- Find what is right in each piece as well as what is wrong.
- Critique the story as it is, not as it would be if you were to write it. It's not your story, and how you would write it is irrelevant.
- Remember that subject matter is personal. You don't have to like a project to give it an objective critique.
- Remember what your biases are and comment around them.
- Remember that you are judging the product of another human being's mind and creativity. You are not dealing with pixels on a screen. You are dealing with a person. Be objective.
Things you may not say while critiquing.
"I don't like this."
"You're a terrible writer."
Receiving A Critique
- Do not ask for a critique unless you are willing to receive one.
- Do not ask for a critique expecting to be told how wonderful you are or your story is. Only ask for a critique if you understand that the work has flaws other people will see, and they will point these flaws out to you.
- The people critiquing your work must abide by very specific site rules. They will not attack you, they will not attack your story.
- You may not attack them for the responses they give you.
- Read your critiques carefully. The person who has written them has taken the time to study your project, and wants to help you find ways to make it better.
- Explain only if asked to. For example, the reader has said, "I don't understand how [X action] led to [Y result].
- Don't rebut. A rebuttal is when your reader says, "I did not understand this," and your response is, "But it was my intention to confuse the reader."
- The word "But…" will always put you in the wrong.
- Be willing to make changes. It's how you learn to improve your work. If you don't intend to change problems found, do not request a crit.
- Conversely, don't change anything you feel must remain in order to make the story yours.
If you are here, I assume and your fellow students assume that you serious about learning to improve your work, whether you want to be published or not. Don't request crits or join workgroups or private on-site writers groups if you are not interested in trading work for work, or in hearing what problems other students find in your work.
Things you may not say when being critiqued.
"You're an idiot."
"That was a lousy crit."
Forum Membership Is A Privilege, NOT A Right
I reserve the right as the site owner to remove any student from the boards for any reason.
You can be warned, or banned temporarily or permanently. I hate having to take drastic measures, but I won’t permit individual students who cause problems to ruin the course experience for those who don’t. If you value your access to the boards, please remember why you are taking your course or courses and what you hope to accomplish from learning the skills you’ll learn here, and behave accordingly.
So with that in mind, have fun and write with joy. You are among those who love what you love.
Broadly, don’t do anything illegal in here or your board access will be revoked. More specifically:
Respect people. Don’t harass, stalk or verbally abuse anyone.
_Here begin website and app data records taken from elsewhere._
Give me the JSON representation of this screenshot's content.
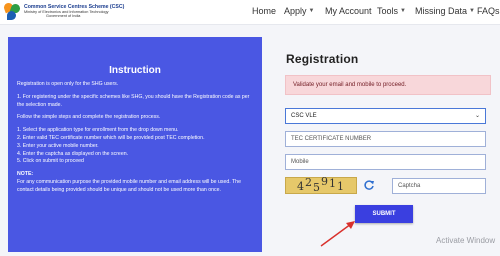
{
  "header": {
    "logo": {
      "line1": "Common Service Centres Scheme (CSC)",
      "line2": "Ministry of Electronics and Information Technology",
      "line3": "Government of India"
    },
    "nav": [
      {
        "label": "Home",
        "has_dropdown": false
      },
      {
        "label": "Apply",
        "has_dropdown": true
      },
      {
        "label": "My Account",
        "has_dropdown": false
      },
      {
        "label": "Tools",
        "has_dropdown": true
      },
      {
        "label": "Missing Data",
        "has_dropdown": true
      },
      {
        "label": "FAQs",
        "has_dropdown": false
      }
    ]
  },
  "instruction": {
    "title": "Instruction",
    "intro": "Registration is open only for the SHG users.",
    "scheme_note": "1. For registering under the specific schemes like SHG, you should have the Registration code as per the selection made.",
    "follow": "Follow the simple steps and complete the registration process.",
    "steps": [
      "1. Select the application type for enrollment from the drop down menu.",
      "2. Enter valid TEC certificate number which will be provided post TEC completion.",
      "3. Enter your active mobile number.",
      "4. Enter the captcha as displayed on the screen.",
      "5. Click on submit to proceed"
    ],
    "note_title": "NOTE:",
    "note_text": "For any communication purpose the provided mobile number and email address will be used. The contact details being provided should be unique and should not be used more than once."
  },
  "form": {
    "title": "Registration",
    "alert": "Validate your email and mobile to proceed.",
    "application_type": "CSC VLE",
    "tec_placeholder": "TEC CERTIFICATE NUMBER",
    "mobile_placeholder": "Mobile",
    "captcha_text": [
      "4",
      "2",
      "5",
      "9",
      "1",
      "1"
    ],
    "captcha_placeholder": "Captcha",
    "submit_label": "SUBMIT"
  },
  "watermark": "Activate Window",
  "colors": {
    "panel": "#4a57e3",
    "submit": "#3a3fe0",
    "alert_bg": "#f8d7da",
    "alert_text": "#721c24",
    "arrow": "#d9302c"
  }
}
Respect the law. Do not use these forums for the illegal sale, purchase, or exchange of any form of contraband.
Respect copyrights. Don’t post anything for which you don’t own copyright, and don’t copy anything for which you don’t own copyright.
For the full legal language, also read: